Here are some shots from last night’s walk. The first one will give you an idea of the size of these “fallas”. Note on my right some other pieces that will be incorporated into the structure. The second photo is a closeup of a “ninot”, another piece of the same falla. Cute, no? The third photo shows various ninots/munecos as delivered to the intersection where they will be assembled, a few blocks from the first one. The fourth is another ninot. It is shrink-wrapped, but looks a a bit like a lobster???
The fallas have never been assembled before and the pieces are built at different locations. So the actual assembly of the falla is often fraught with unexpected difficulties, and is therefore closely watched by passersby. All must be complete by a certain time on the 15th of March, opening day Fallas week.

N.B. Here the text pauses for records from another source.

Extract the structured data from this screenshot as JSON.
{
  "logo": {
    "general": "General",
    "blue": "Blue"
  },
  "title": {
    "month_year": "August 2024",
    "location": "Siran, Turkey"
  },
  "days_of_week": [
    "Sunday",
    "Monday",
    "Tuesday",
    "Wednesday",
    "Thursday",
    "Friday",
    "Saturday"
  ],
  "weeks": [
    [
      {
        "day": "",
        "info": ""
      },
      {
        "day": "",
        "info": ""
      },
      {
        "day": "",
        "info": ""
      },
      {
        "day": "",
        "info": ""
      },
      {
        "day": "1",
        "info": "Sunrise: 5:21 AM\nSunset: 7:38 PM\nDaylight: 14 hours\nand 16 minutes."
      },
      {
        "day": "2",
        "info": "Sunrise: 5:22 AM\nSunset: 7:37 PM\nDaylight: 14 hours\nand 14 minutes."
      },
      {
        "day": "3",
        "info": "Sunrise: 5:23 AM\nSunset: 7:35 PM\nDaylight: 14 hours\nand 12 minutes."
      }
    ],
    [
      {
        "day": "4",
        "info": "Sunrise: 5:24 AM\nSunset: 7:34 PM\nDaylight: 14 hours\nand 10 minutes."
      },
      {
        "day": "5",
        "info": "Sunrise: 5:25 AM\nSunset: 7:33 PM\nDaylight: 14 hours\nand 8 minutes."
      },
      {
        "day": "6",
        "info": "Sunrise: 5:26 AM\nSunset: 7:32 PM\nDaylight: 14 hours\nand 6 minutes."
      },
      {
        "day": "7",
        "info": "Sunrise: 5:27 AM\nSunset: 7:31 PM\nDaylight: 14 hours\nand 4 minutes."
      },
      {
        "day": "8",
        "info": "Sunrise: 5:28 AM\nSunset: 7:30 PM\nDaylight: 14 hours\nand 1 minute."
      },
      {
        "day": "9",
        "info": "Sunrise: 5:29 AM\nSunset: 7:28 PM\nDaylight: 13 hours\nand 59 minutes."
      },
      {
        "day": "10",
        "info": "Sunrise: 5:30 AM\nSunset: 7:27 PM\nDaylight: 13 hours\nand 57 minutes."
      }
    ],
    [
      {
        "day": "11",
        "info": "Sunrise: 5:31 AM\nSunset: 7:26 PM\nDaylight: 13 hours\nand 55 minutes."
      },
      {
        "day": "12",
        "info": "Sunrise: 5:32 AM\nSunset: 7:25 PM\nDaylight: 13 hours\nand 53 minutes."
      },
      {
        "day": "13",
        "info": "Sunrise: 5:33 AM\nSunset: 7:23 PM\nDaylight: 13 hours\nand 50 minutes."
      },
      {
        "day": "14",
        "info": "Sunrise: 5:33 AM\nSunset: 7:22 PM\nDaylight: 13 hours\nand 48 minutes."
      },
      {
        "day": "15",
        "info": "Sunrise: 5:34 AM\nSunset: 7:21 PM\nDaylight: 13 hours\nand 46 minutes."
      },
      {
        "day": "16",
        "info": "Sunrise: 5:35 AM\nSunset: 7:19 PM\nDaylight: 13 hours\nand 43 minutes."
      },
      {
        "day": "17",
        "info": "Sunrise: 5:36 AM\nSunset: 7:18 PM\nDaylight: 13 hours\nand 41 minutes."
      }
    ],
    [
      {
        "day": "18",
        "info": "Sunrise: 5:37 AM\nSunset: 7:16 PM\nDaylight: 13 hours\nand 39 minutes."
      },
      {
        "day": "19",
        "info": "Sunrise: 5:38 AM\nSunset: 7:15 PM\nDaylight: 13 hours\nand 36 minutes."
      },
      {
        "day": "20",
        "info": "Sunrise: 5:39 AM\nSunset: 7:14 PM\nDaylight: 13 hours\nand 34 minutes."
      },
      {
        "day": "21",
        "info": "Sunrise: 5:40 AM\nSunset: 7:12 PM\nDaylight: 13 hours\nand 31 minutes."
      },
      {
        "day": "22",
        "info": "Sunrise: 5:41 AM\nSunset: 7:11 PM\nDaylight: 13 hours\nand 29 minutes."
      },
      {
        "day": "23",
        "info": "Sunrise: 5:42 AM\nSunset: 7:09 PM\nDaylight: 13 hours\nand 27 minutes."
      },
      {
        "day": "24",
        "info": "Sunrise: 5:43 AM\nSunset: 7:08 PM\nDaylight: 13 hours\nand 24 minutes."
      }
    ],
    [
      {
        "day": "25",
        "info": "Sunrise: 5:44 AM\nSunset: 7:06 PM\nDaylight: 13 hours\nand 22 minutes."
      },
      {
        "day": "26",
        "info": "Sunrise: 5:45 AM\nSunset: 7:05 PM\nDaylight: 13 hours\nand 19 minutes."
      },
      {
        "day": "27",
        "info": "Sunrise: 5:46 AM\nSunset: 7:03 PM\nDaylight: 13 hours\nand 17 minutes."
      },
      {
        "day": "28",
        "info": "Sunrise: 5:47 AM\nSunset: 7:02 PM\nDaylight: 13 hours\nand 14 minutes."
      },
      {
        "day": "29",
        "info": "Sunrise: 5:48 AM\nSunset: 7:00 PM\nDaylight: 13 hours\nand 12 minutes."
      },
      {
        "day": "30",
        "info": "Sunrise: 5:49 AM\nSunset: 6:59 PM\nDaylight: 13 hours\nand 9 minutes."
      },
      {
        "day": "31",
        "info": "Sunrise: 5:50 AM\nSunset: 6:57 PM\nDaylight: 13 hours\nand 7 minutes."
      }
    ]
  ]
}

The last photo is of the Mercado de Colon at almost sunset. You can also see an example of the street lighting that is cropping up all over the city. Each neighborhood is responsible for its own falla and street decorations. Also going up are large tents where the neighborhood groups will have “block parties” for their members. These may go on for five days. Some will be open to the public, for a small fee – the members of these organizations pay dues all year so they can eat and drink at these events. They can’t afford to feed all the tourists for free.
Note what people are wearing. Spring has not yet arrived.